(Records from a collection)
'''
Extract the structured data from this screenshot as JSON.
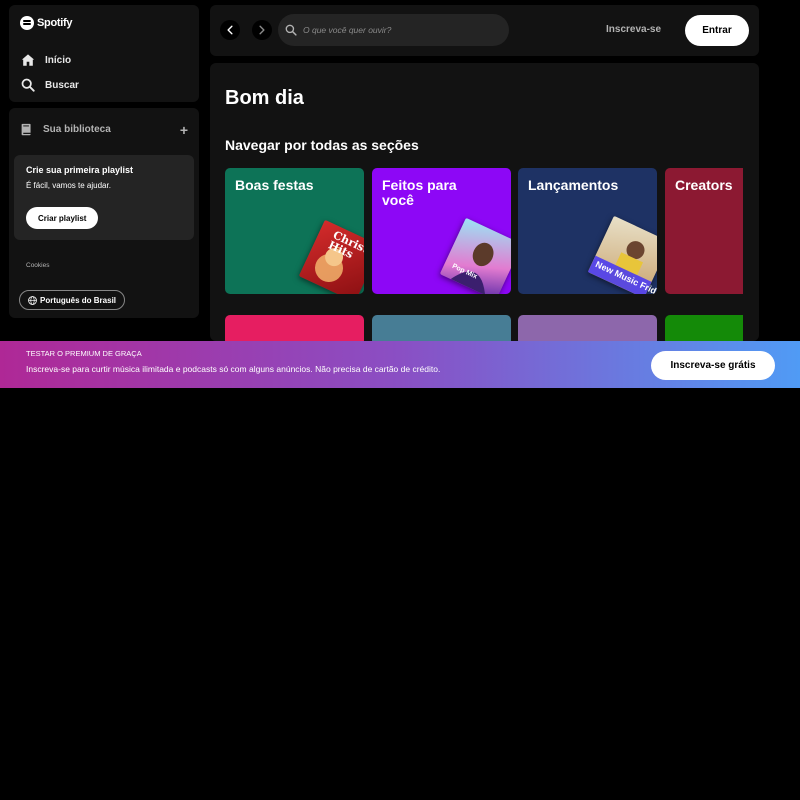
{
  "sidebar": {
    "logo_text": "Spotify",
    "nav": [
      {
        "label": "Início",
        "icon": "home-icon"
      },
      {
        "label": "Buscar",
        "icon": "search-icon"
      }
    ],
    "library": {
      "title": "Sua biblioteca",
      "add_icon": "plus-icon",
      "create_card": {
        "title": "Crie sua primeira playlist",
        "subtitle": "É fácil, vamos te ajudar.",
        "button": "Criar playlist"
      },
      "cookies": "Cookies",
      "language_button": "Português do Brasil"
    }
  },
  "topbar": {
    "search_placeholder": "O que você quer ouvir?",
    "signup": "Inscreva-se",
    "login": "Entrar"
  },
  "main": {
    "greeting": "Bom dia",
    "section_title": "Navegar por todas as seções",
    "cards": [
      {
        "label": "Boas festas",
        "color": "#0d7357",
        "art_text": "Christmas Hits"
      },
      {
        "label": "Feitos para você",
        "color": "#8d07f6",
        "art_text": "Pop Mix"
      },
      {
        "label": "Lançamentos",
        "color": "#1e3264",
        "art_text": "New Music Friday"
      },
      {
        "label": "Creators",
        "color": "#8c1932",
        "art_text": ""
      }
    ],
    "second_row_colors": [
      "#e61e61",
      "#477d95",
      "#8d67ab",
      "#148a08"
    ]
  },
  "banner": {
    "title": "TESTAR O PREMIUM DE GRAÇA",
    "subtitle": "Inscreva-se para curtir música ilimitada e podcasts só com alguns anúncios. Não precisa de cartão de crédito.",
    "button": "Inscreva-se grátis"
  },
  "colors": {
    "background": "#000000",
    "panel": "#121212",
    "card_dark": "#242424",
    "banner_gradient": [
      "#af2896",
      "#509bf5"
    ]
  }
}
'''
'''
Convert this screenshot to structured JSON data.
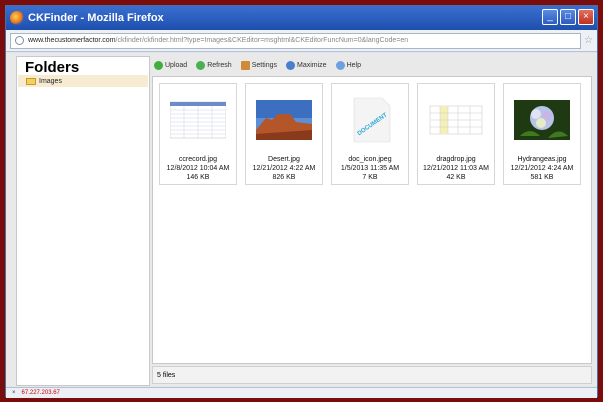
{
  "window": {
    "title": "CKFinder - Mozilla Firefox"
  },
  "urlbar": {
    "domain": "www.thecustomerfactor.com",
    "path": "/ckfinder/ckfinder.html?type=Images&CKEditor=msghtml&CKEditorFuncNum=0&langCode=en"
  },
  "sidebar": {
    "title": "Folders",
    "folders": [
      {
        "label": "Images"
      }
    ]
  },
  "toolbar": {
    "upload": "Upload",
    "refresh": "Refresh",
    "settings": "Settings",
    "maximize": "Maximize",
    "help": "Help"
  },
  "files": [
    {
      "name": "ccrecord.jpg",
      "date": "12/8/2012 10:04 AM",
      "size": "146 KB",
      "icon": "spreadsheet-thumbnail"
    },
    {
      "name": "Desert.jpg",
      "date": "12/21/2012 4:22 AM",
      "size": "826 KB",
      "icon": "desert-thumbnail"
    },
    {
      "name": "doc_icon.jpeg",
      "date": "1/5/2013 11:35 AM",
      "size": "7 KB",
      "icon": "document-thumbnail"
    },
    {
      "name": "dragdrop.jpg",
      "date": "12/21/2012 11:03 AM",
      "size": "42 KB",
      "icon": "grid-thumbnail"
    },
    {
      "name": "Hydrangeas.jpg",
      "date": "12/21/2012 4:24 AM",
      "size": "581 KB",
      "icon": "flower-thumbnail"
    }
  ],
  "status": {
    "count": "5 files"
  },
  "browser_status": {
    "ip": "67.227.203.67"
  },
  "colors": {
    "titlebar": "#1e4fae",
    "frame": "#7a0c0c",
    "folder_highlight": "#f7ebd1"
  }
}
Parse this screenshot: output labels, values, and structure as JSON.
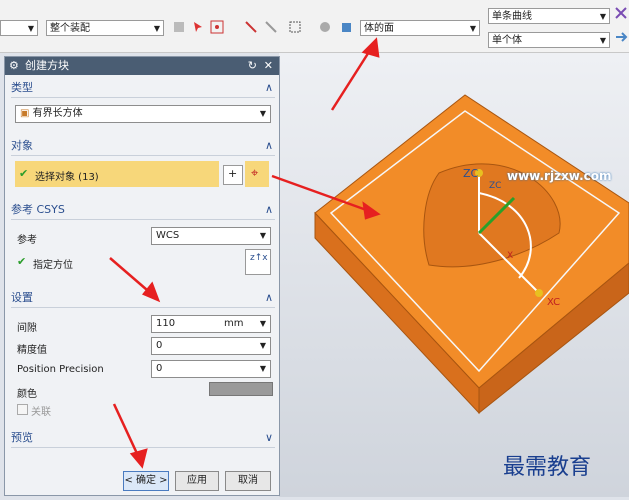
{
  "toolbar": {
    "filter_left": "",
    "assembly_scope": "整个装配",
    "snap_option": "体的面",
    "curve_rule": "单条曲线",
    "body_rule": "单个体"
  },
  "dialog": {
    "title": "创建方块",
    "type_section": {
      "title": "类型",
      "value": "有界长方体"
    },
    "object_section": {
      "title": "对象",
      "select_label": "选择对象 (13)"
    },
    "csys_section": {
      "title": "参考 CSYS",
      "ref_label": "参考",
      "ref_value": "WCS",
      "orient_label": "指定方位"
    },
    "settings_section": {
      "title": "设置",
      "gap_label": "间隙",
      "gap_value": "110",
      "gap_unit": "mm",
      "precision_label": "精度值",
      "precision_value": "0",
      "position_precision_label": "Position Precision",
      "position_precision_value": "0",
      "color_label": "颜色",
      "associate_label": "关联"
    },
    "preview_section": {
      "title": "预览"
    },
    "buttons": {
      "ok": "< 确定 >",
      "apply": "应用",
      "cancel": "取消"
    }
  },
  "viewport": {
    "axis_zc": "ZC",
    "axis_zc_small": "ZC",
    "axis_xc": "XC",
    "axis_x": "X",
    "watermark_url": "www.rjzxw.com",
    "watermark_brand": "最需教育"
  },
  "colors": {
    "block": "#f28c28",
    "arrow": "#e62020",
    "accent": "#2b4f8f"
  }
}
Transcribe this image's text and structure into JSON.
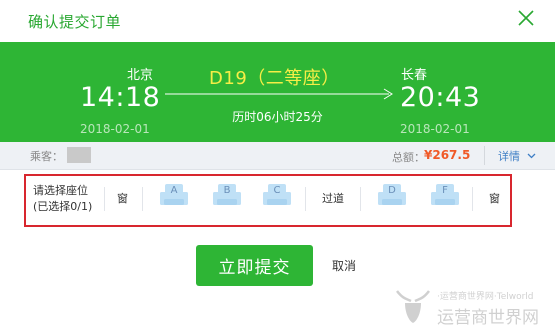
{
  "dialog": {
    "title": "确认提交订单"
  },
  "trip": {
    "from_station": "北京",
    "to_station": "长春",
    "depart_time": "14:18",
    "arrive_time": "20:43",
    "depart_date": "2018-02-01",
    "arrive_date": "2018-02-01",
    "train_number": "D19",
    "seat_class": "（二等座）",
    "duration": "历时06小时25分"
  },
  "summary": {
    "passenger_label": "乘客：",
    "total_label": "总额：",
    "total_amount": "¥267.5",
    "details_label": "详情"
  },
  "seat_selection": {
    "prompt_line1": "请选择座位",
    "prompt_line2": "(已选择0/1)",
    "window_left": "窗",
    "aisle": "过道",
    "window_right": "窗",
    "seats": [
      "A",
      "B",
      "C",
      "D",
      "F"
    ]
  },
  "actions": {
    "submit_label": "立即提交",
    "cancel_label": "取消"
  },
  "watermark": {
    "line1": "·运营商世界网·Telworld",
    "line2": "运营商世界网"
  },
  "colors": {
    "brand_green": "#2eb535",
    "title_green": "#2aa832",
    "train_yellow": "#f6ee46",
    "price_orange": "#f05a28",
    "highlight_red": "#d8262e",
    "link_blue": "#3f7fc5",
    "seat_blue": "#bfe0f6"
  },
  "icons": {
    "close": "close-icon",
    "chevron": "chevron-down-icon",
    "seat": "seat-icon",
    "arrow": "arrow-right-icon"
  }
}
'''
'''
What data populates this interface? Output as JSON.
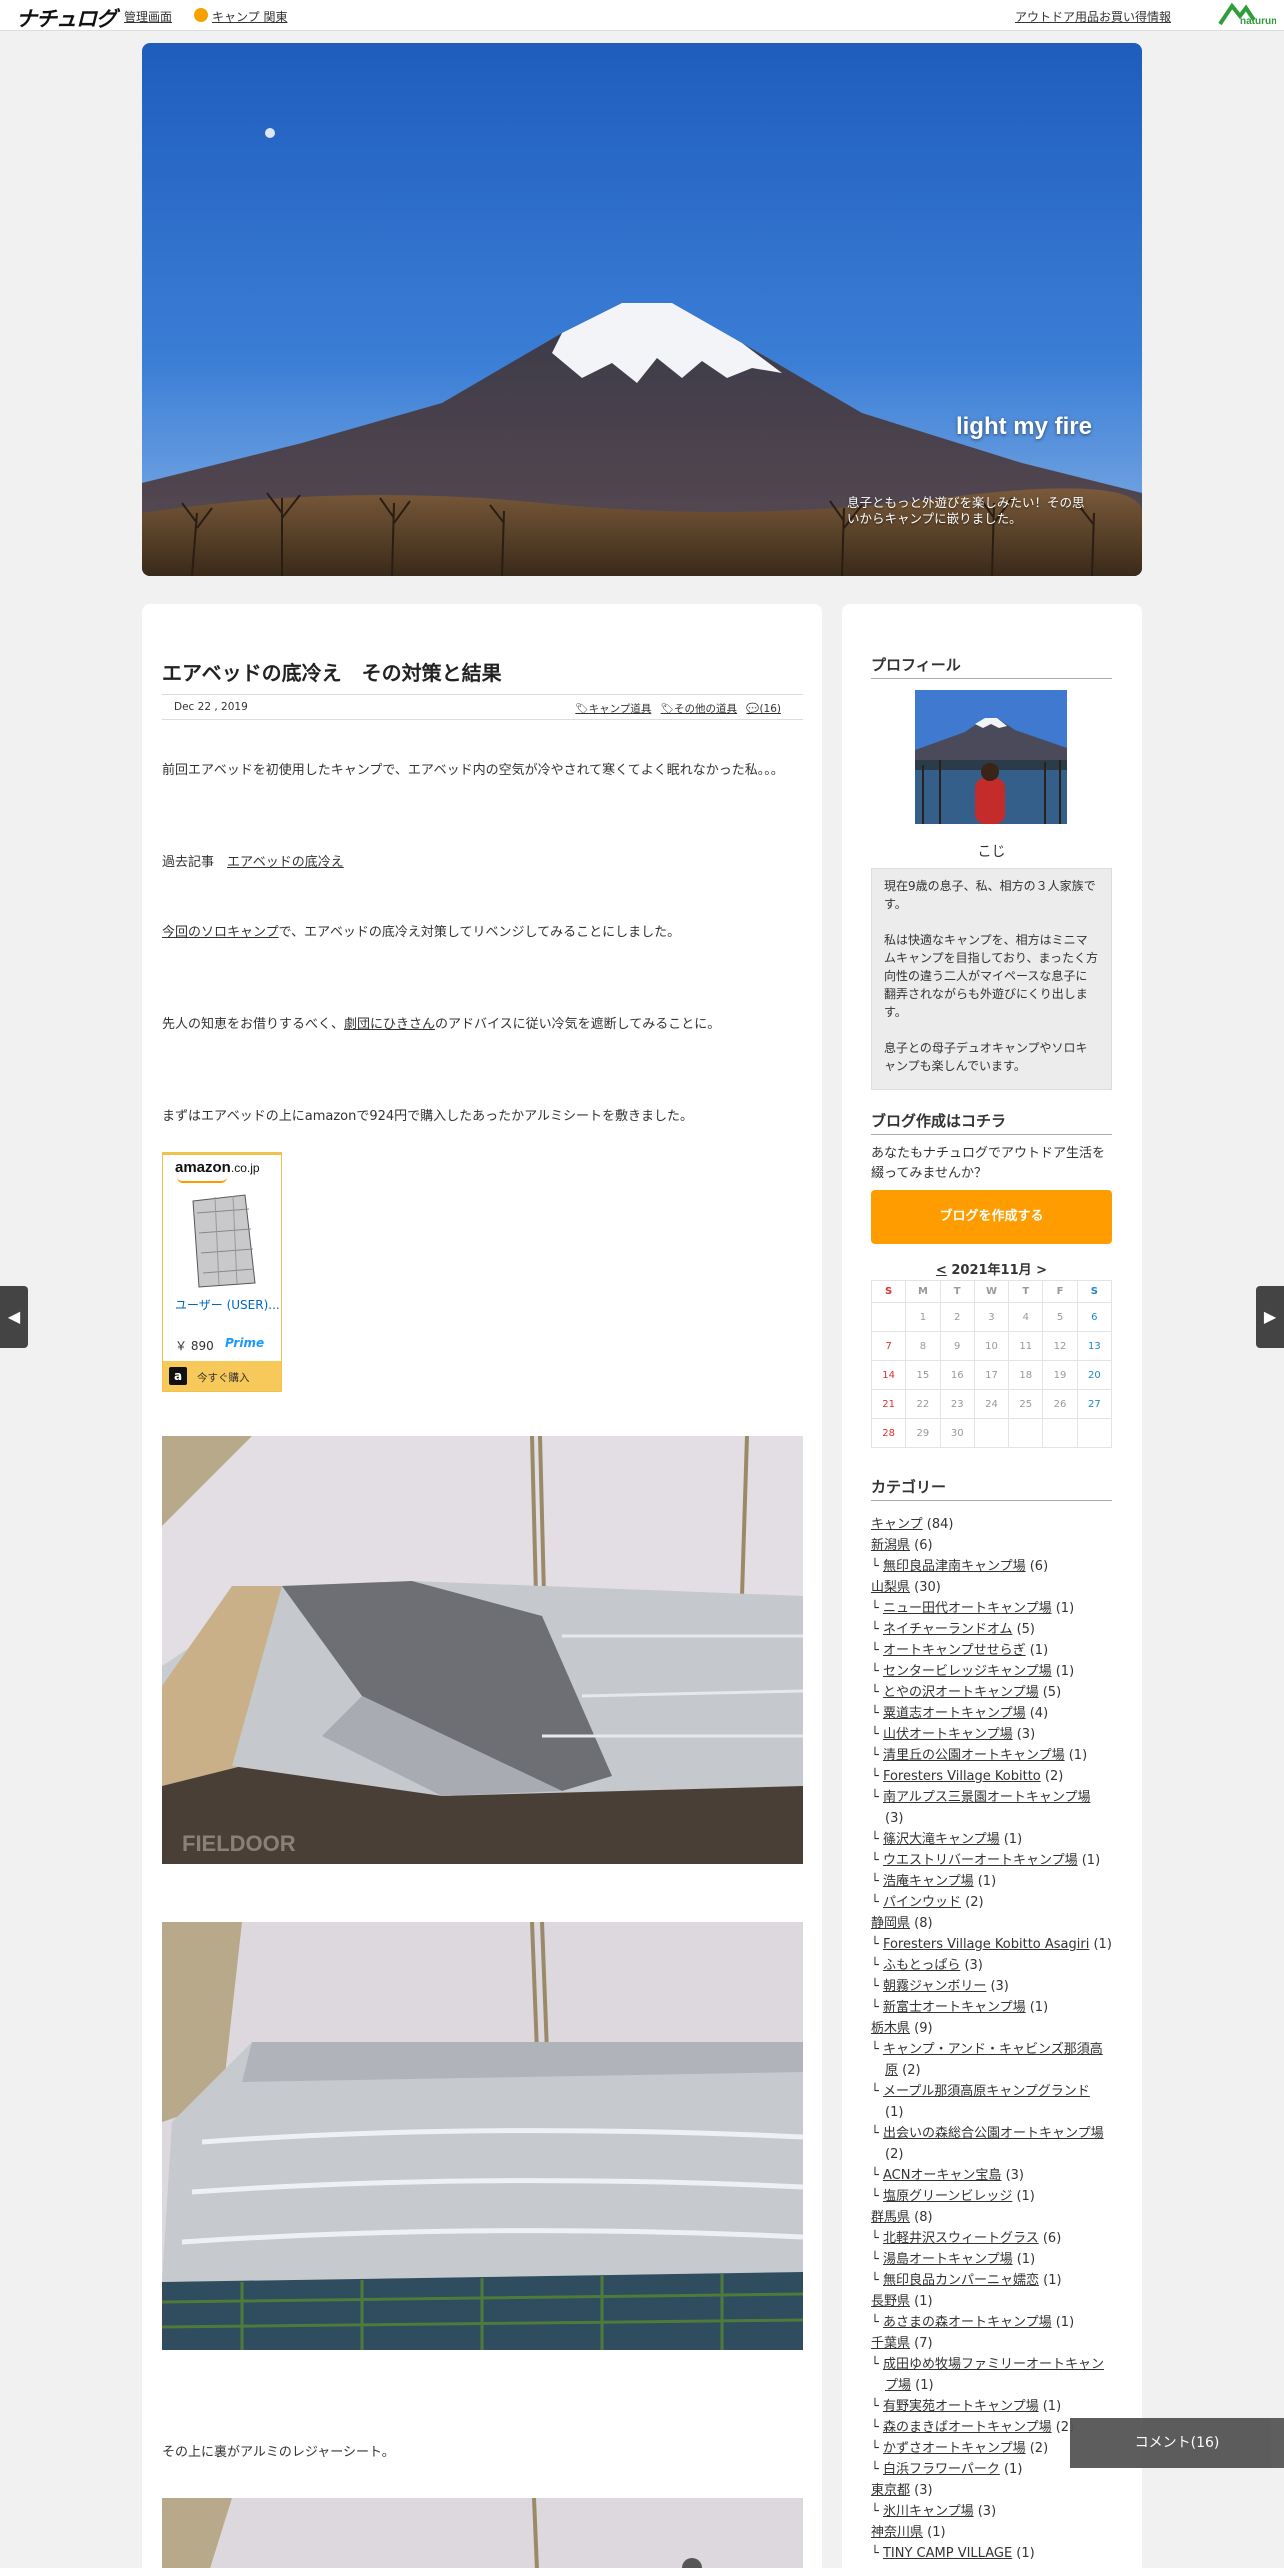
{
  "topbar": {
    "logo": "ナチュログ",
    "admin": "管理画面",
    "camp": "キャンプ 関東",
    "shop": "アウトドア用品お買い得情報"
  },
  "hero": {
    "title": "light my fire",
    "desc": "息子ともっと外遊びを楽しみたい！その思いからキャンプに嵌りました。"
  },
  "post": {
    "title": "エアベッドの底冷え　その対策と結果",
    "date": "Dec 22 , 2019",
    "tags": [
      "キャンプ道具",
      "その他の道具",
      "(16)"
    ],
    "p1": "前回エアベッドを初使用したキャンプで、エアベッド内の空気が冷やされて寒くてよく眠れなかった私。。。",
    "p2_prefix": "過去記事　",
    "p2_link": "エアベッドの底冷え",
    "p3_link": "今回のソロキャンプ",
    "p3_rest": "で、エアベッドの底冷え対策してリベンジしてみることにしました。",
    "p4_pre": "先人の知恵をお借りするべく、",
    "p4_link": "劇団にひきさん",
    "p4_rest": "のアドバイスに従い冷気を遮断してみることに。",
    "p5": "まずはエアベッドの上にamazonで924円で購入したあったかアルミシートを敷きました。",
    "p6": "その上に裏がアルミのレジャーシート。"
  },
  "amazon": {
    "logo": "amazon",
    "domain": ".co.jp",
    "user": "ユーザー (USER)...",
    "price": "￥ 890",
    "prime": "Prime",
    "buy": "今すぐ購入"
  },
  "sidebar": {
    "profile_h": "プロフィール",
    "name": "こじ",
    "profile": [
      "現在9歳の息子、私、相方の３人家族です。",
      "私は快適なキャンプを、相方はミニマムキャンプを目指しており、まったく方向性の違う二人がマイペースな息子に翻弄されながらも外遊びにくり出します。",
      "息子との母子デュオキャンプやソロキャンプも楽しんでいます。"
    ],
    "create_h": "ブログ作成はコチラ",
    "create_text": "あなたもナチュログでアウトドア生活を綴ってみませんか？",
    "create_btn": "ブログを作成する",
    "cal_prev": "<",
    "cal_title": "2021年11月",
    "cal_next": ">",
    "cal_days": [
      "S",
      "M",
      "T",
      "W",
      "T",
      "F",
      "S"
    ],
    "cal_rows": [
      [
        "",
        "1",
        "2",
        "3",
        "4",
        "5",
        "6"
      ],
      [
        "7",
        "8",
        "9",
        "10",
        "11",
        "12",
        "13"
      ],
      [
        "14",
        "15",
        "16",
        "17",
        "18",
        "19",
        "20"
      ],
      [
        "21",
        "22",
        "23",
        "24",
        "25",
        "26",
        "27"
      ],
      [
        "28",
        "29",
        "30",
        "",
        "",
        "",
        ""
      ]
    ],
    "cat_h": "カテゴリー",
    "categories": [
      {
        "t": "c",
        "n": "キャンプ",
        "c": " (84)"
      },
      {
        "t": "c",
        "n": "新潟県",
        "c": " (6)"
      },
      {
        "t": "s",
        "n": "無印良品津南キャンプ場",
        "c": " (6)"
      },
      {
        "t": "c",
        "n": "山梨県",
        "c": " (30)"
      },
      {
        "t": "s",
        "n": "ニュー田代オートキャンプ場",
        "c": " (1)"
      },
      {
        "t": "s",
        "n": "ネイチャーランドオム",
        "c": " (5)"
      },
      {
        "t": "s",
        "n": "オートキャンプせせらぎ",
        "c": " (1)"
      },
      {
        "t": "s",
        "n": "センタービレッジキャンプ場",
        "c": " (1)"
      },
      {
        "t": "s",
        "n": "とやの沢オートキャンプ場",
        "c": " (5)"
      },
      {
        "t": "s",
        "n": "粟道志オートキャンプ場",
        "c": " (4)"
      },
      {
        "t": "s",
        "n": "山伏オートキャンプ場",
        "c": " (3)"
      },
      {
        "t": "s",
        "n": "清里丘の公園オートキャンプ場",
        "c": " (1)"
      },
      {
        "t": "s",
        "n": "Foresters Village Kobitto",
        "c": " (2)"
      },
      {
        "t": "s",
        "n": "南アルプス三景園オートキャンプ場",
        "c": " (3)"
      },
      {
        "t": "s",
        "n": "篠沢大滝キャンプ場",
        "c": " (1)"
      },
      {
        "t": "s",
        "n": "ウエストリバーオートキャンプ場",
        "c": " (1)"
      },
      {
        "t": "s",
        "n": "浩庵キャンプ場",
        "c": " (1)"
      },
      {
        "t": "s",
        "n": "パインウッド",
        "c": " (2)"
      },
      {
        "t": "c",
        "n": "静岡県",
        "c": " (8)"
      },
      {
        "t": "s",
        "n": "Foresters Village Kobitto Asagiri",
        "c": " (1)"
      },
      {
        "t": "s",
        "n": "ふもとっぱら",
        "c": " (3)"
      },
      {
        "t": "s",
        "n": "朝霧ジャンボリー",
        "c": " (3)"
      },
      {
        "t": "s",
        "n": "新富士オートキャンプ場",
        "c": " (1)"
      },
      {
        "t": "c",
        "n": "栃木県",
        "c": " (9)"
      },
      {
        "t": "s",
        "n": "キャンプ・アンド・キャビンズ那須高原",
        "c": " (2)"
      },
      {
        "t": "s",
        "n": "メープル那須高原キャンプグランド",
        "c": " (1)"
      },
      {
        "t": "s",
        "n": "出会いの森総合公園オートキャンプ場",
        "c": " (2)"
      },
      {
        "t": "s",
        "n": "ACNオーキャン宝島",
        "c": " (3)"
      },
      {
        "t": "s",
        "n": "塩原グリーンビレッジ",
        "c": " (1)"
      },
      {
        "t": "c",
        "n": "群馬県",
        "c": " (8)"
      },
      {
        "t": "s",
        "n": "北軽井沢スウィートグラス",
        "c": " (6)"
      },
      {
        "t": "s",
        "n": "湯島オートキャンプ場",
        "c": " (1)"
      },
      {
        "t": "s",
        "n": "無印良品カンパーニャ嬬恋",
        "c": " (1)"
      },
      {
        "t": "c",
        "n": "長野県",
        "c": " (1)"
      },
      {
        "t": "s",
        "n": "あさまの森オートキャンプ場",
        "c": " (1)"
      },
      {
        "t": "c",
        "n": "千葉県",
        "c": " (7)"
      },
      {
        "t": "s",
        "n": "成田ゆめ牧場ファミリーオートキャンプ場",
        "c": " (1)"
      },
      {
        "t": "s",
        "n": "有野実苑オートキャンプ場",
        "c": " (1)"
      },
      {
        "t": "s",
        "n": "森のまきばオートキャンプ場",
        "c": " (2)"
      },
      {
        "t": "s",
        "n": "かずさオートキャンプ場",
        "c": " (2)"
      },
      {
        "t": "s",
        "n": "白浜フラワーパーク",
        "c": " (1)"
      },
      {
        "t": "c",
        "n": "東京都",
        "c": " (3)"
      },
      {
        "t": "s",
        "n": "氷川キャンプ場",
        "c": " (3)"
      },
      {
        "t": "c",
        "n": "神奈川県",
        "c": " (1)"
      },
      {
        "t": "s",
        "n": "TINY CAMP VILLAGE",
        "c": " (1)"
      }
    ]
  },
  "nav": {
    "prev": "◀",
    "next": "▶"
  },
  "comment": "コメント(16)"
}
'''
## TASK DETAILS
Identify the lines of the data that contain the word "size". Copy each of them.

## WRITTEN SOLUTION
      "size": "146 KB",
      "size": "826 KB",
      "size": "7 KB",
      "size": "42 KB",
      "size": "581 KB",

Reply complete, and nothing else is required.